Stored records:
+ + + +
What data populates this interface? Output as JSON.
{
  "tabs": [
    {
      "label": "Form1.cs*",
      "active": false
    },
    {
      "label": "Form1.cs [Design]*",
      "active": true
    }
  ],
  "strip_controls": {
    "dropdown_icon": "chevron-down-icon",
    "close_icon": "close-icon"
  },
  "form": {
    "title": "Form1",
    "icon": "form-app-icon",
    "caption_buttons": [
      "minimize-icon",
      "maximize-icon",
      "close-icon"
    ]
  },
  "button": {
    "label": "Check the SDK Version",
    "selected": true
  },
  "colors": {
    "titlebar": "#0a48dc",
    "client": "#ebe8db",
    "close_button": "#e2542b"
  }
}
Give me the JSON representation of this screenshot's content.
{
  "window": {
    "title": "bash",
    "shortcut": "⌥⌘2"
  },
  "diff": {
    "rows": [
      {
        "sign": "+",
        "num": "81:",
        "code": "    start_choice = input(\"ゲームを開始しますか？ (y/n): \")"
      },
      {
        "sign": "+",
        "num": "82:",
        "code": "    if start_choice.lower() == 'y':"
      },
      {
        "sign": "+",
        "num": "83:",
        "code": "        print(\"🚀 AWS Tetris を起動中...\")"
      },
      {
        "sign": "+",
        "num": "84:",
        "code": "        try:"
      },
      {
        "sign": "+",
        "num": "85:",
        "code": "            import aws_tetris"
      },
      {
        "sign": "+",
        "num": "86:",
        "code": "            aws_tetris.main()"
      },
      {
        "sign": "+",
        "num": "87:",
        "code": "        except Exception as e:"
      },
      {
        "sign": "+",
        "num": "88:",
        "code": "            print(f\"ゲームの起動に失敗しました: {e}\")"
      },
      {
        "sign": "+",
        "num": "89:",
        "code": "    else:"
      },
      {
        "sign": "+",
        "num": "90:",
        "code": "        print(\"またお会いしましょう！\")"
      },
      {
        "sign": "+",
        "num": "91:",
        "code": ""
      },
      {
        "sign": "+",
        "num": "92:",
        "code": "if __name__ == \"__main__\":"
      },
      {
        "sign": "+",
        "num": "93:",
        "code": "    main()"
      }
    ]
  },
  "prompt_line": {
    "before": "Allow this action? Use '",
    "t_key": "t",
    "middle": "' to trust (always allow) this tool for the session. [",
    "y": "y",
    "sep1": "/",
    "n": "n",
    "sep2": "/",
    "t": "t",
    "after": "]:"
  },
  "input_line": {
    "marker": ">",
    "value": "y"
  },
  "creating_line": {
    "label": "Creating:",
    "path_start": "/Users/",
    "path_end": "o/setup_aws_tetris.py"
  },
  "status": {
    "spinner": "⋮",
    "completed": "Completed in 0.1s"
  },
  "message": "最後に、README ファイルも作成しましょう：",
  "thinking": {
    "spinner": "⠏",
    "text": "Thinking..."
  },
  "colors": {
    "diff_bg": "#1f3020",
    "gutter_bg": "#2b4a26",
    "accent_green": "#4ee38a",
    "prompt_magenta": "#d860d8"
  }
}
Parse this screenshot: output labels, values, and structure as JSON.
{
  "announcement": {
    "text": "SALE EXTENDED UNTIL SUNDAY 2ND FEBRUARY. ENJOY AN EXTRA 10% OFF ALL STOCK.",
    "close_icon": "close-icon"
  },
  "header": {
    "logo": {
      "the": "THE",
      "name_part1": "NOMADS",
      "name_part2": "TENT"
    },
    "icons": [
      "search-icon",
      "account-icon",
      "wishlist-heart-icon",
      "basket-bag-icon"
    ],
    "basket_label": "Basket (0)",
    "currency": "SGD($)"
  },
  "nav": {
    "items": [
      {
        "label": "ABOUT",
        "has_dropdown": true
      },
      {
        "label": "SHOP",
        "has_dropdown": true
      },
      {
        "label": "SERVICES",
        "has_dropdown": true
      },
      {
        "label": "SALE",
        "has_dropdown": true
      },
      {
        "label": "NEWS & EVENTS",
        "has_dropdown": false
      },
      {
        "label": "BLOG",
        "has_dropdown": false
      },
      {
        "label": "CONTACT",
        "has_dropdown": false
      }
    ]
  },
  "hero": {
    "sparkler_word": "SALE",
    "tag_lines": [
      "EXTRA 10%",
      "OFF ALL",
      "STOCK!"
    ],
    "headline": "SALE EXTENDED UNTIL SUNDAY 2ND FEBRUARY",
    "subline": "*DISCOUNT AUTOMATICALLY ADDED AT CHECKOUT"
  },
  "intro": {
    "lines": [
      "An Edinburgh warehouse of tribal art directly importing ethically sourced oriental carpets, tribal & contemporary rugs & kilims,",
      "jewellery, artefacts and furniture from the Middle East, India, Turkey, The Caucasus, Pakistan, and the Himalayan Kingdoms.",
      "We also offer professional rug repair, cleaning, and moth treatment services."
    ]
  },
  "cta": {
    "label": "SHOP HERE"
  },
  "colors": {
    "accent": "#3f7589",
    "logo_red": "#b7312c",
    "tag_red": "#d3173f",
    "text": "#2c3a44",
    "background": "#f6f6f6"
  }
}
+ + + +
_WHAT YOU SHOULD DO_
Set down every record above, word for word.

_TASK RESULT_
What data populates this interface? Output as JSON.
{
  "tabs": [
    {
      "label": "Form1.cs*",
      "active": false
    },
    {
      "label": "Form1.cs [Design]*",
      "active": true
    }
  ],
  "strip_controls": {
    "dropdown_icon": "chevron-down-icon",
    "close_icon": "close-icon"
  },
  "form": {
    "title": "Form1",
    "icon": "form-app-icon",
    "caption_buttons": [
      "minimize-icon",
      "maximize-icon",
      "close-icon"
    ]
  },
  "button": {
    "label": "Check the SDK Version",
    "selected": true
  },
  "colors": {
    "titlebar": "#0a48dc",
    "client": "#ebe8db",
    "close_button": "#e2542b"
  }
}
Give me the JSON representation of this screenshot's content.
{
  "window": {
    "title": "bash",
    "shortcut": "⌥⌘2"
  },
  "diff": {
    "rows": [
      {
        "sign": "+",
        "num": "81:",
        "code": "    start_choice = input(\"ゲームを開始しますか？ (y/n): \")"
      },
      {
        "sign": "+",
        "num": "82:",
        "code": "    if start_choice.lower() == 'y':"
      },
      {
        "sign": "+",
        "num": "83:",
        "code": "        print(\"🚀 AWS Tetris を起動中...\")"
      },
      {
        "sign": "+",
        "num": "84:",
        "code": "        try:"
      },
      {
        "sign": "+",
        "num": "85:",
        "code": "            import aws_tetris"
      },
      {
        "sign": "+",
        "num": "86:",
        "code": "            aws_tetris.main()"
      },
      {
        "sign": "+",
        "num": "87:",
        "code": "        except Exception as e:"
      },
      {
        "sign": "+",
        "num": "88:",
        "code": "            print(f\"ゲームの起動に失敗しました: {e}\")"
      },
      {
        "sign": "+",
        "num": "89:",
        "code": "    else:"
      },
      {
        "sign": "+",
        "num": "90:",
        "code": "        print(\"またお会いしましょう！\")"
      },
      {
        "sign": "+",
        "num": "91:",
        "code": ""
      },
      {
        "sign": "+",
        "num": "92:",
        "code": "if __name__ == \"__main__\":"
      },
      {
        "sign": "+",
        "num": "93:",
        "code": "    main()"
      }
    ]
  },
  "prompt_line": {
    "before": "Allow this action? Use '",
    "t_key": "t",
    "middle": "' to trust (always allow) this tool for the session. [",
    "y": "y",
    "sep1": "/",
    "n": "n",
    "sep2": "/",
    "t": "t",
    "after": "]:"
  },
  "input_line": {
    "marker": ">",
    "value": "y"
  },
  "creating_line": {
    "label": "Creating:",
    "path_start": "/Users/",
    "path_end": "o/setup_aws_tetris.py"
  },
  "status": {
    "spinner": "⋮",
    "completed": "Completed in 0.1s"
  },
  "message": "最後に、README ファイルも作成しましょう：",
  "thinking": {
    "spinner": "⠏",
    "text": "Thinking..."
  },
  "colors": {
    "diff_bg": "#1f3020",
    "gutter_bg": "#2b4a26",
    "accent_green": "#4ee38a",
    "prompt_magenta": "#d860d8"
  }
}
Parse this screenshot: output labels, values, and structure as JSON.
{
  "announcement": {
    "text": "SALE EXTENDED UNTIL SUNDAY 2ND FEBRUARY. ENJOY AN EXTRA 10% OFF ALL STOCK.",
    "close_icon": "close-icon"
  },
  "header": {
    "logo": {
      "the": "THE",
      "name_part1": "NOMADS",
      "name_part2": "TENT"
    },
    "icons": [
      "search-icon",
      "account-icon",
      "wishlist-heart-icon",
      "basket-bag-icon"
    ],
    "basket_label": "Basket (0)",
    "currency": "SGD($)"
  },
  "nav": {
    "items": [
      {
        "label": "ABOUT",
        "has_dropdown": true
      },
      {
        "label": "SHOP",
        "has_dropdown": true
      },
      {
        "label": "SERVICES",
        "has_dropdown": true
      },
      {
        "label": "SALE",
        "has_dropdown": true
      },
      {
        "label": "NEWS & EVENTS",
        "has_dropdown": false
      },
      {
        "label": "BLOG",
        "has_dropdown": false
      },
      {
        "label": "CONTACT",
        "has_dropdown": false
      }
    ]
  },
  "hero": {
    "sparkler_word": "SALE",
    "tag_lines": [
      "EXTRA 10%",
      "OFF ALL",
      "STOCK!"
    ],
    "headline": "SALE EXTENDED UNTIL SUNDAY 2ND FEBRUARY",
    "subline": "*DISCOUNT AUTOMATICALLY ADDED AT CHECKOUT"
  },
  "intro": {
    "lines": [
      "An Edinburgh warehouse of tribal art directly importing ethically sourced oriental carpets, tribal & contemporary rugs & kilims,",
      "jewellery, artefacts and furniture from the Middle East, India, Turkey, The Caucasus, Pakistan, and the Himalayan Kingdoms.",
      "We also offer professional rug repair, cleaning, and moth treatment services."
    ]
  },
  "cta": {
    "label": "SHOP HERE"
  },
  "colors": {
    "accent": "#3f7589",
    "logo_red": "#b7312c",
    "tag_red": "#d3173f",
    "text": "#2c3a44",
    "background": "#f6f6f6"
  }
}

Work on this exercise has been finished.